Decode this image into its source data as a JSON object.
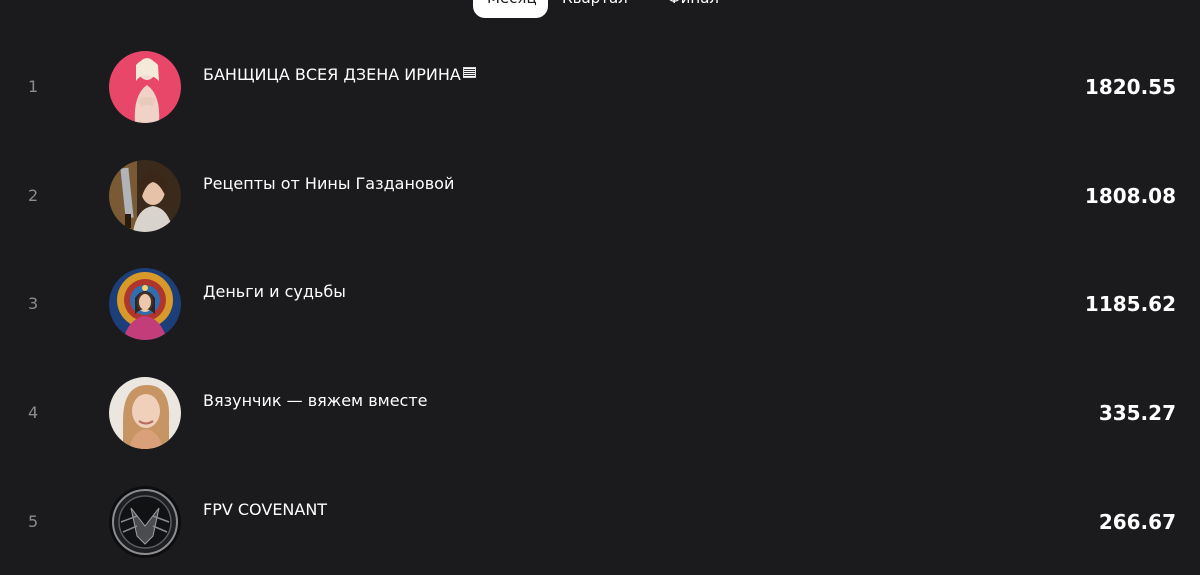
{
  "tabs": [
    {
      "label": "Месяц",
      "active": true
    },
    {
      "label": "Квартал",
      "active": false
    },
    {
      "label": "Финал",
      "active": false
    }
  ],
  "rows": [
    {
      "rank": "1",
      "name": "БАНЩИЦА ВСЕЯ ДЗЕНА ИРИНА",
      "score": "1820.55",
      "avatar": "woman-pink-background"
    },
    {
      "rank": "2",
      "name": "Рецепты от Нины Газдановой",
      "score": "1808.08",
      "avatar": "woman-with-knife"
    },
    {
      "rank": "3",
      "name": "Деньги и судьбы",
      "score": "1185.62",
      "avatar": "ornate-goddess-art"
    },
    {
      "rank": "4",
      "name": "Вязунчик — вяжем вместе",
      "score": "335.27",
      "avatar": "smiling-woman"
    },
    {
      "rank": "5",
      "name": "FPV COVENANT",
      "score": "266.67",
      "avatar": "fpv-covenant-logo"
    }
  ],
  "colors": {
    "background": "#1b1a1d",
    "text": "#ffffff",
    "rank_text": "#8c8b8f",
    "active_tab_bg": "#ffffff"
  }
}
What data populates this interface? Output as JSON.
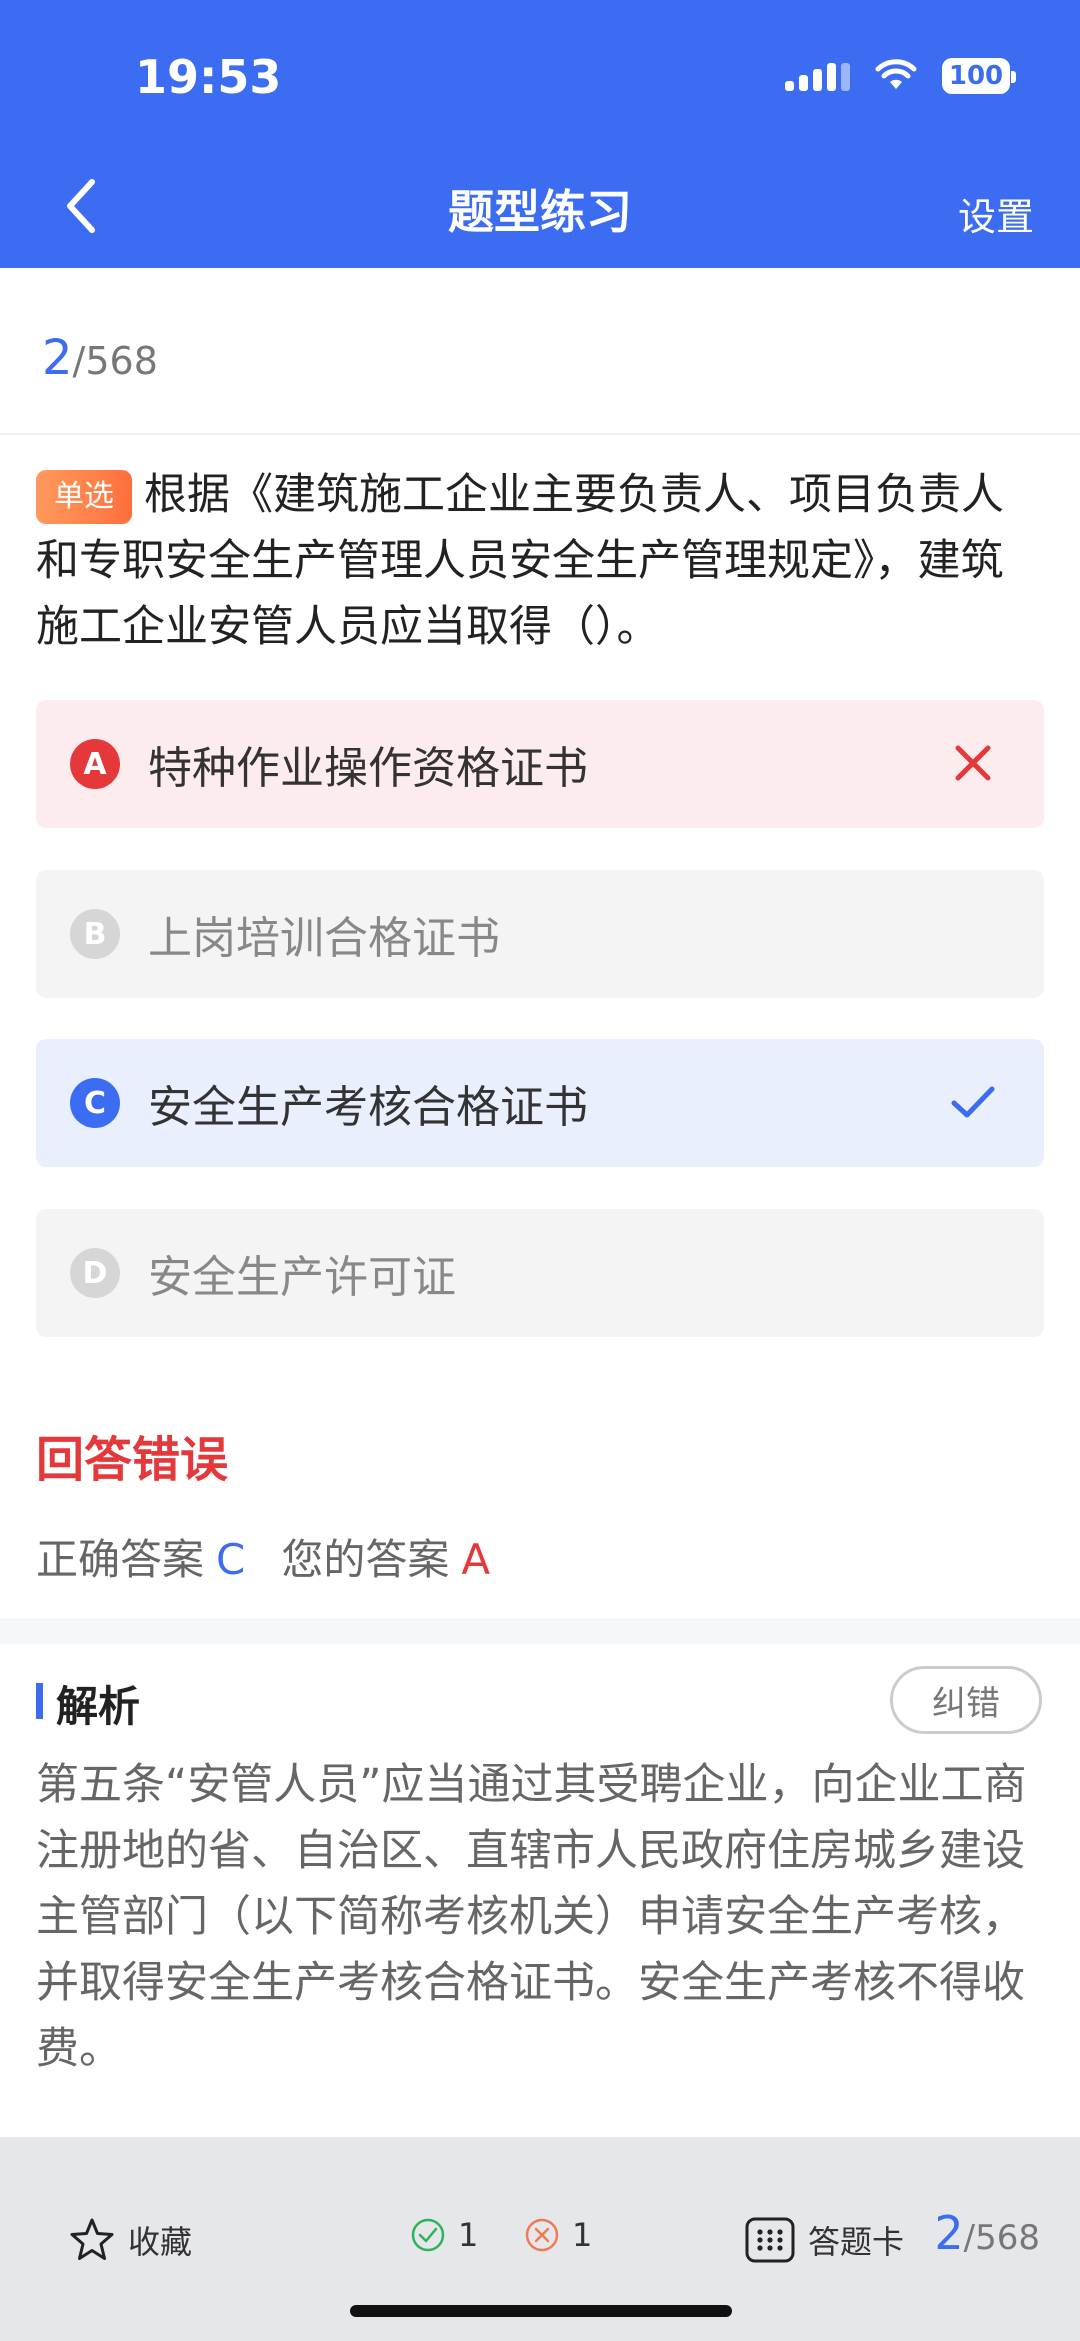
{
  "status_bar": {
    "time": "19:53",
    "battery": "100"
  },
  "nav": {
    "title": "题型练习",
    "settings_label": "设置"
  },
  "progress": {
    "current": "2",
    "total": "/568"
  },
  "question": {
    "type": "单选",
    "text": "根据《建筑施工企业主要负责人、项目负责人和专职安全生产管理人员安全生产管理规定》，建筑施工企业安管人员应当取得（）。"
  },
  "options": [
    {
      "key": "A",
      "text": "特种作业操作资格证书",
      "state": "wrong"
    },
    {
      "key": "B",
      "text": "上岗培训合格证书",
      "state": "normal"
    },
    {
      "key": "C",
      "text": "安全生产考核合格证书",
      "state": "correct"
    },
    {
      "key": "D",
      "text": "安全生产许可证",
      "state": "normal"
    }
  ],
  "result": {
    "title": "回答错误",
    "correct_label": "正确答案",
    "correct_value": "C",
    "yours_label": "您的答案",
    "yours_value": "A"
  },
  "analysis": {
    "title": "解析",
    "report_button": "纠错",
    "text": "第五条“安管人员”应当通过其受聘企业，向企业工商注册地的省、自治区、直辖市人民政府住房城乡建设主管部门（以下简称考核机关）申请安全生产考核，并取得安全生产考核合格证书。安全生产考核不得收费。"
  },
  "footer": {
    "favorite_label": "收藏",
    "correct_count": "1",
    "wrong_count": "1",
    "answer_card_label": "答题卡",
    "progress_current": "2",
    "progress_total": "/568"
  },
  "colors": {
    "primary": "#3b6cf2",
    "error": "#e5383b",
    "success": "#2fb35a"
  }
}
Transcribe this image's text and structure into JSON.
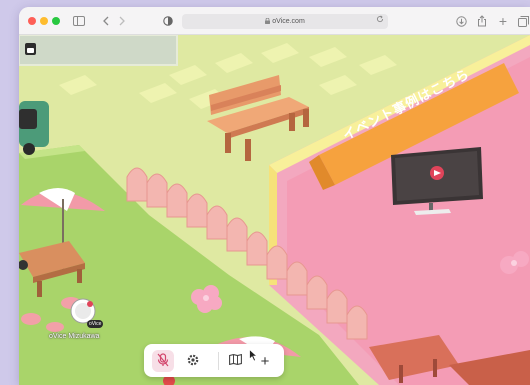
{
  "browser": {
    "url": "oVice.com",
    "icons": [
      "sidebar-icon",
      "back-icon",
      "forward-icon",
      "privacy-icon",
      "lock-icon",
      "reload-icon",
      "download-icon",
      "share-icon",
      "new-tab-icon",
      "tabs-icon"
    ]
  },
  "space": {
    "banner_text": "イベント事例はこちら",
    "avatar_name": "oVice Mizukawa",
    "avatar_badge": "oVice"
  },
  "bottom_bar": {
    "buttons": [
      {
        "name": "microphone-muted-button",
        "icon": "mic-off-icon"
      },
      {
        "name": "settings-button",
        "icon": "gear-icon"
      },
      {
        "name": "map-button",
        "icon": "map-icon"
      },
      {
        "name": "add-button",
        "icon": "plus-icon",
        "label": "+"
      }
    ]
  },
  "colors": {
    "background": "#cfc9ea",
    "grass": "#d9e89a",
    "lawn": "#a9d46a",
    "stage": "#f3a8bf",
    "banner": "#f6a23e",
    "mic_active": "#f7dfe7"
  }
}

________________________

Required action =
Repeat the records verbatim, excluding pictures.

Reply to the task =
Decode this image into its source data as a JSON object.
{
  "tabs": [
    {
      "label": "Месяц",
      "active": true
    },
    {
      "label": "Квартал",
      "active": false
    },
    {
      "label": "Финал",
      "active": false
    }
  ],
  "rows": [
    {
      "rank": "1",
      "name": "БАНЩИЦА ВСЕЯ ДЗЕНА ИРИНА",
      "score": "1820.55",
      "avatar": "woman-pink-background"
    },
    {
      "rank": "2",
      "name": "Рецепты от Нины Газдановой",
      "score": "1808.08",
      "avatar": "woman-with-knife"
    },
    {
      "rank": "3",
      "name": "Деньги и судьбы",
      "score": "1185.62",
      "avatar": "ornate-goddess-art"
    },
    {
      "rank": "4",
      "name": "Вязунчик — вяжем вместе",
      "score": "335.27",
      "avatar": "smiling-woman"
    },
    {
      "rank": "5",
      "name": "FPV COVENANT",
      "score": "266.67",
      "avatar": "fpv-covenant-logo"
    }
  ],
  "colors": {
    "background": "#1b1a1d",
    "text": "#ffffff",
    "rank_text": "#8c8b8f",
    "active_tab_bg": "#ffffff"
  }
}
What data populates this interface? Output as JSON.
{
  "status_bar": {
    "time": "19:53",
    "battery": "100"
  },
  "nav": {
    "title": "题型练习",
    "settings_label": "设置"
  },
  "progress": {
    "current": "2",
    "total": "/568"
  },
  "question": {
    "type": "单选",
    "text": "根据《建筑施工企业主要负责人、项目负责人和专职安全生产管理人员安全生产管理规定》，建筑施工企业安管人员应当取得（）。"
  },
  "options": [
    {
      "key": "A",
      "text": "特种作业操作资格证书",
      "state": "wrong"
    },
    {
      "key": "B",
      "text": "上岗培训合格证书",
      "state": "normal"
    },
    {
      "key": "C",
      "text": "安全生产考核合格证书",
      "state": "correct"
    },
    {
      "key": "D",
      "text": "安全生产许可证",
      "state": "normal"
    }
  ],
  "result": {
    "title": "回答错误",
    "correct_label": "正确答案",
    "correct_value": "C",
    "yours_label": "您的答案",
    "yours_value": "A"
  },
  "analysis": {
    "title": "解析",
    "report_button": "纠错",
    "text": "第五条“安管人员”应当通过其受聘企业，向企业工商注册地的省、自治区、直辖市人民政府住房城乡建设主管部门（以下简称考核机关）申请安全生产考核，并取得安全生产考核合格证书。安全生产考核不得收费。"
  },
  "footer": {
    "favorite_label": "收藏",
    "correct_count": "1",
    "wrong_count": "1",
    "answer_card_label": "答题卡",
    "progress_current": "2",
    "progress_total": "/568"
  },
  "colors": {
    "primary": "#3b6cf2",
    "error": "#e5383b",
    "success": "#2fb35a"
  }
}
Transcribe this image's text and structure into JSON.
{
  "browser": {
    "url": "oVice.com",
    "icons": [
      "sidebar-icon",
      "back-icon",
      "forward-icon",
      "privacy-icon",
      "lock-icon",
      "reload-icon",
      "download-icon",
      "share-icon",
      "new-tab-icon",
      "tabs-icon"
    ]
  },
  "space": {
    "banner_text": "イベント事例はこちら",
    "avatar_name": "oVice Mizukawa",
    "avatar_badge": "oVice"
  },
  "bottom_bar": {
    "buttons": [
      {
        "name": "microphone-muted-button",
        "icon": "mic-off-icon"
      },
      {
        "name": "settings-button",
        "icon": "gear-icon"
      },
      {
        "name": "map-button",
        "icon": "map-icon"
      },
      {
        "name": "add-button",
        "icon": "plus-icon",
        "label": "+"
      }
    ]
  },
  "colors": {
    "background": "#cfc9ea",
    "grass": "#d9e89a",
    "lawn": "#a9d46a",
    "stage": "#f3a8bf",
    "banner": "#f6a23e",
    "mic_active": "#f7dfe7"
  }
}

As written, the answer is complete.